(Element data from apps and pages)
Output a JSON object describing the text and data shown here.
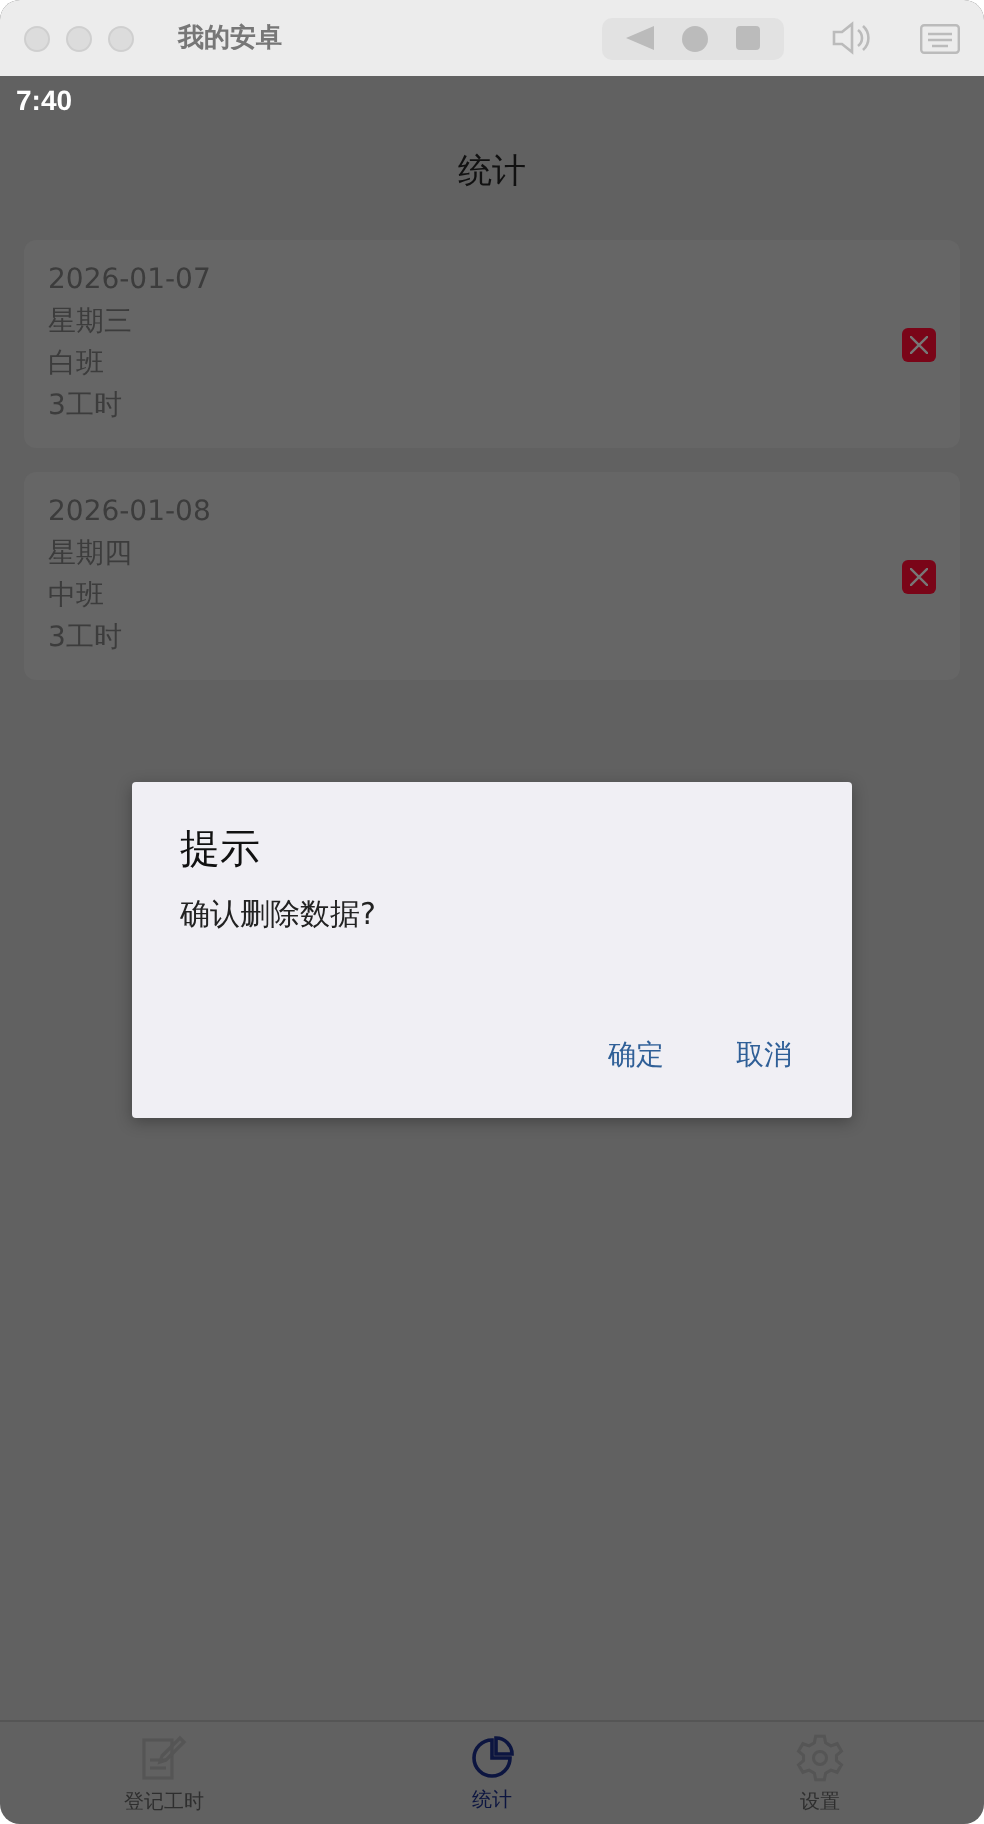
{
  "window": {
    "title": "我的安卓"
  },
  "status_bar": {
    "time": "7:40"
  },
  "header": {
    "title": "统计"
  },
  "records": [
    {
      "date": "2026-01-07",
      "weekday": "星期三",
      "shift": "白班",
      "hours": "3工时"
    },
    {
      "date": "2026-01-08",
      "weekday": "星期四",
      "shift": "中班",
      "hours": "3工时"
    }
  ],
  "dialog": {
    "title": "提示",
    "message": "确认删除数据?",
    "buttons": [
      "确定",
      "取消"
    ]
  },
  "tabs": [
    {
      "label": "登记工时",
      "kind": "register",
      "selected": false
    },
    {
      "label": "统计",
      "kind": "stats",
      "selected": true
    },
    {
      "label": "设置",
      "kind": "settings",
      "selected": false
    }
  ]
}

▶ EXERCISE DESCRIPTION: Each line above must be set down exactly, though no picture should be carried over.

▶ ANSWER AREA:
Output a JSON object describing the text and data shown here.
{
  "window": {
    "title": "我的安卓"
  },
  "status_bar": {
    "time": "7:40"
  },
  "header": {
    "title": "统计"
  },
  "records": [
    {
      "date": "2026-01-07",
      "weekday": "星期三",
      "shift": "白班",
      "hours": "3工时"
    },
    {
      "date": "2026-01-08",
      "weekday": "星期四",
      "shift": "中班",
      "hours": "3工时"
    }
  ],
  "dialog": {
    "title": "提示",
    "message": "确认删除数据?",
    "buttons": [
      "确定",
      "取消"
    ]
  },
  "tabs": [
    {
      "label": "登记工时",
      "kind": "register",
      "selected": false
    },
    {
      "label": "统计",
      "kind": "stats",
      "selected": true
    },
    {
      "label": "设置",
      "kind": "settings",
      "selected": false
    }
  ]
}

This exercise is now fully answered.